Booking an Alaskan cruise is very exciting, but then all of a sudden you realize — you have to pack. You may have been on cruises before, but what you'd pack for an Alaskan cruise is altogether different than what you’d pack for a Caribbean cruise. Alaskan cruise season runs from May to September, with quite a bit of fluctuation in temperature and precipitation — weather can change in a flash. One day may be warm and sunny, and the next cold and rainy. Remember, much of Alaska is a rainforest, and not necessarily the warm kind. So let’s get you prepared with these five essential tips.
1. Pack light clothes
- Remember, you can wear something more than once. Plan to take items that can be worn with more than one outfit, can be layered, and can also be dressed up or down. Most people dress casually for the majority of the cruise.
- Even though Alaskan cruises are typically more casual, many cruise lines do still have “evening chic” nights where you can dress up. So packing a couple interchangeable, business-casual outfits is a good bet. In general, buffets are casual and the dining room’s dress code is nicer. If your cruise line plans for a “formal night," ladies, pack a beautiful top with black dress pants and guys throw in a sport coat with dress pants.
- Swimsuit and cover-up (a sarong can double as a wrap).
- Shoot for clothes that are wrinkle-free naturally, as there are no irons on board.
Shoes and socks
- You'll definitely want several casual, non-slip, comfortable shoes for walking.
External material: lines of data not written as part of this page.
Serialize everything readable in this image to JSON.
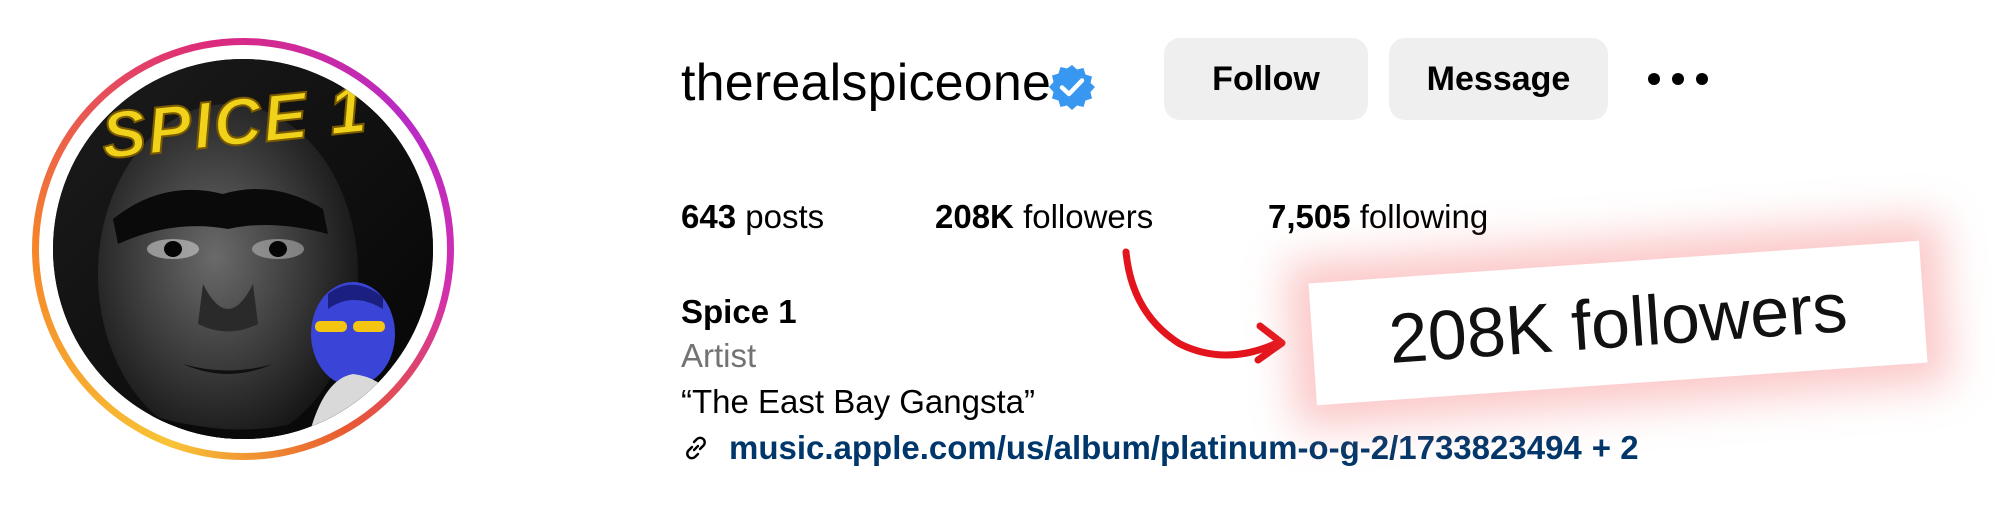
{
  "profile": {
    "username": "therealspiceone",
    "verified_icon": "verified-badge-icon",
    "avatar_text": "SPICE 1"
  },
  "actions": {
    "follow_label": "Follow",
    "message_label": "Message",
    "more_icon": "more-options-icon"
  },
  "stats": {
    "posts_count": "643",
    "posts_label": "posts",
    "followers_count": "208K",
    "followers_label": "followers",
    "following_count": "7,505",
    "following_label": "following"
  },
  "bio": {
    "name": "Spice 1",
    "category": "Artist",
    "text": "“The East Bay Gangsta”",
    "link_icon": "link-icon",
    "link_text": "music.apple.com/us/album/platinum-o-g-2/1733823494",
    "link_extra": "+ 2"
  },
  "callout": {
    "text": "208K followers",
    "arrow_icon": "curved-arrow-icon"
  },
  "colors": {
    "link": "#00376b",
    "button_bg": "#efefef",
    "muted_text": "#737373",
    "verified_blue": "#3897f0",
    "arrow_red": "#e3141b",
    "callout_glow": "#f56e6e"
  }
}
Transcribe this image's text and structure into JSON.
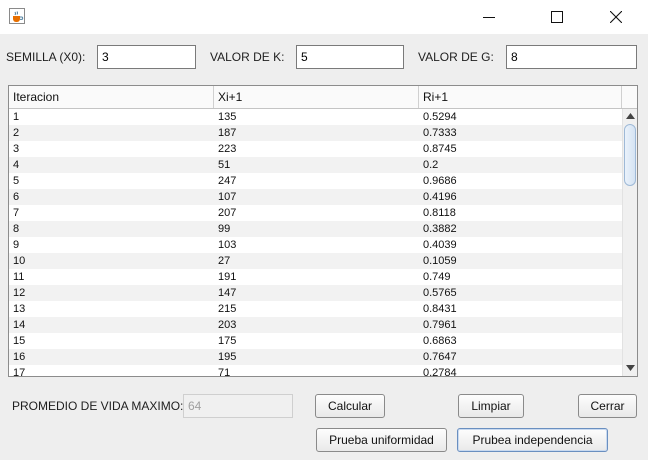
{
  "window": {
    "icon": "java-cup-icon",
    "controls": [
      "minimize-icon",
      "maximize-icon",
      "close-icon"
    ]
  },
  "params": {
    "seed_label": "SEMILLA (X0):",
    "seed_value": "3",
    "k_label": "VALOR DE K:",
    "k_value": "5",
    "g_label": "VALOR DE G:",
    "g_value": "8"
  },
  "table": {
    "columns": [
      "Iteracion",
      "Xi+1",
      "Ri+1"
    ],
    "rows": [
      [
        "1",
        "135",
        "0.5294"
      ],
      [
        "2",
        "187",
        "0.7333"
      ],
      [
        "3",
        "223",
        "0.8745"
      ],
      [
        "4",
        "51",
        "0.2"
      ],
      [
        "5",
        "247",
        "0.9686"
      ],
      [
        "6",
        "107",
        "0.4196"
      ],
      [
        "7",
        "207",
        "0.8118"
      ],
      [
        "8",
        "99",
        "0.3882"
      ],
      [
        "9",
        "103",
        "0.4039"
      ],
      [
        "10",
        "27",
        "0.1059"
      ],
      [
        "11",
        "191",
        "0.749"
      ],
      [
        "12",
        "147",
        "0.5765"
      ],
      [
        "13",
        "215",
        "0.8431"
      ],
      [
        "14",
        "203",
        "0.7961"
      ],
      [
        "15",
        "175",
        "0.6863"
      ],
      [
        "16",
        "195",
        "0.7647"
      ],
      [
        "17",
        "71",
        "0.2784"
      ]
    ]
  },
  "footer": {
    "max_life_label": "PROMEDIO DE VIDA MAXIMO:",
    "max_life_value": "64",
    "calcular": "Calcular",
    "limpiar": "Limpiar",
    "cerrar": "Cerrar",
    "prueba_uniformidad": "Prueba uniformidad",
    "prueba_independencia": "Prubea independencia"
  }
}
Pack two pairs in case one pair gets wet.
- Pack regular socks, plus some heavier pairs for colder excursions.
- Waterproof hiking shoes or boots. Skip the bulky rain boots and go for comfort and warmth.
- One pair of nicer shoes if you plan to dress up.
- Flip flops for the pool or hot tub.
2. Think layers
Be prepared for temperatures that can swing as much as 30 degrees on any given day. Plan on packing a comfort layer, a warmth layer, and a protection layer. An example of this would be beginning with a short-sleeved shirt (comfort layer), add a hooded sweatshirt or fleece (warmth layer), and then add a waterproof, windproof jacket with hood (protection layer).
When you’re planning out your clothes, think clothes that layer well. Typically, you’ll want to pack some warm weather clothes (especially mid-summer), perhaps capris/shorts and short sleeve shirts. You’ll also want a few long-sleeve shirts. But don't forget to pack jeans and/or other weatherproof pants and some long-sleeve shirts. A great option is pants that can be converted to shorts if needed. Plus, they dry quickly too.
Hoodies, sweaters, or fleeces are your best warmth-layer options. With these options, you can shed that outer layer and still have warmth. You don’t need anything super bulky — just a warm layer.
Sometimes the wind kicks up across the ocean as you’re passing those glaciers and it can feel like it’s going right through you. An all-weather, windproof, and breathable jacket with a hood is absolutely essential. A 3-in-1 waterproof jacket is a great choice. It’s not a bad idea to pack earmuffs or a small hat if you're traveling in fall or early spring. Throwing a disposable rain poncho in your backpack or purse is also an excellent idea.
3. Tech gear
- Camera, phone, electronic readers, and chargers
- Outlets are very limited in cruise cabins, so pack a mobile power charger and power strip.
- Check with cruise lines to see if you need an electronic converter. Typically you don’t, but it doesn’t hurt to check.
4. Healthy stuff
- Sunglasses. Polarized sunglasses can cut down on glare on the water and help you see the scenery much clearer and brighter.
- Hat with a brim. Better yet, a waterproof hat.
- A beverage bottle that can hold cold and/or hot beverages comes in handy on board and off.
- Insect repellent for excursions
- Anti-bacterial wipes or gel
5. Other odds and ends
- A lightweight, waterproof and foldable backpack — a must-have for excursions to carry your extra layers and gear. Ditch the purse and go for this option.
- Needed medication, including motion sickness medicine if necessary.
- Toiletries — save space in your cabin and put these in an over-the-door organizer.
- Lanyards — handy to carry your room key card.
- All travel and ID documents, emergency numbers, and money.
- Large/small bag(s) for dirty laundry.
There are many packing checklists out there, just remember that much of what’s on those lists vary depending on what kind of activities you're planning, where you are going and your own personal needs. Now that you have a simple understanding of the basics, you can start planning your own packing list with these tips in mind. Protect your cruise with a travel protection plan.